UPDATE: 

A 70-year-old pilot from Arlington has died after his helicopter crashed in King Lake Tuesday afternoon. Cause and manner of death, as well as identification, are pending from the Snohomish County Medical Examiner.


ARLINGTON, Wash. -- A Snohomish man is in critical condition and his friend is in serious condition after the single-engine helicopter they were in crashed into a lake southeast of Arlington Tuesday afternoon.

The two men crashed into King Lake about seven miles north of Granite Falls just before 1 p.m. Tuesday.

"There was a significant loud bang—almost like an explosion, but there was no fire," said Dr. Jeffrey Abrams, who witnessed the crash.

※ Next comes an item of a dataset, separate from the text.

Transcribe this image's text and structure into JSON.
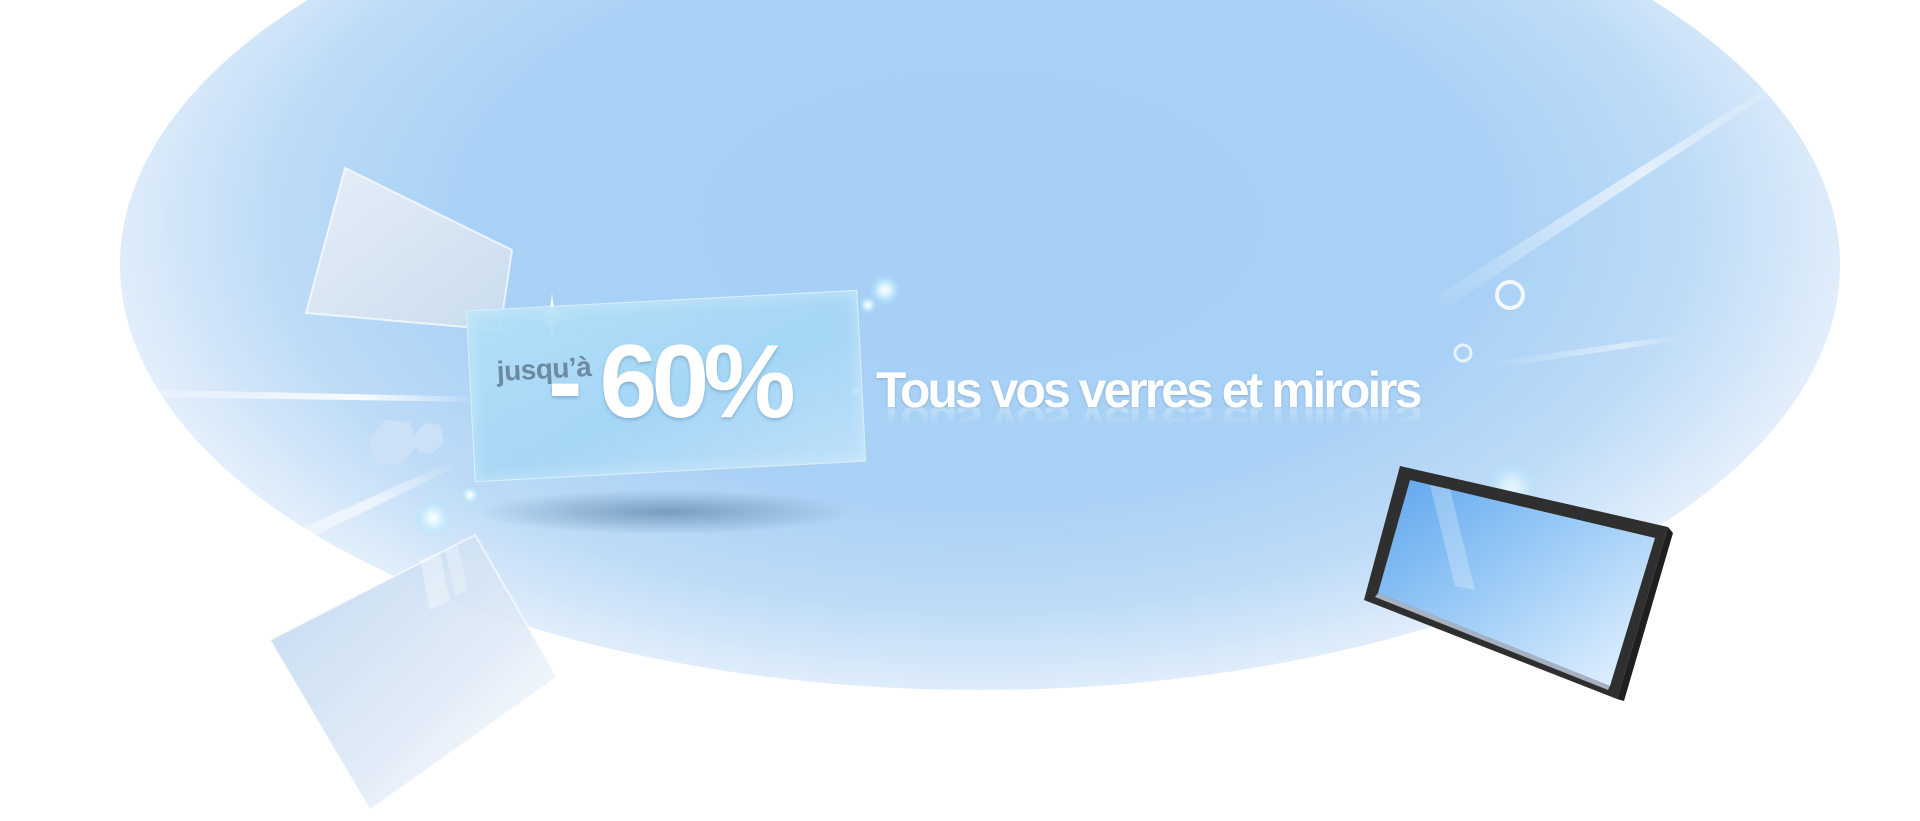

A sputtering engine from the Snohomish County sheriff’s dive boat, which was setting crash markers, is about all you could hear Tuesday evening.

Abrams and his wife Lillie live along King Lake and saw the single-engine, two-seater helicopter crash into the water.

"I just--I couldn’t believe it happened, said Lillie Abrams. "I knew I had to get help as soon as I could, so I yelled at him. I said go down there—get him out of the water and I called 911."

The pilot and passenger barely made it out of the helicopter alive.

"I had this little tiny dingy and I grabbed a couple of life jackets and went out after them," said Jeffrey.

The pilot was his own neighbor, who lives down the street.

"He wasn’t moving and he was face down in the water," said Jeffrey. "I hooked his flight jacket onto the front of the boat ... lifted him up and brought him close to the boat, tired to compress the chest to see if I could get any water out of him or revive him."

The passenger--in serious, but stable condition--told Jeffrey he was a family friend.

"I was fairly hopeful that we could save them both--I don’t know," said Jeffrey. "That’s up to the man upstairs."

A serene scene Tuesday evening as wet clothes from the men on board were the only sign left of struggle as the helicopter still sits 31 feet under water.

"It’s a heart-stopping experience when you see something like that," said Lillie. "The first thing you got to do is you just got to start praying immediately."

Officials still don’t know what triggered the crash. The Department of Ecology was also on scene trying to figure out how much gas may have spilled into King Lake.

NTSB said they’d be back out Wednesday trying to figure out what caused this helicopter to crash. In the meantime, there's still no definitive date for when the privately owned helicopter will be removed out of the water.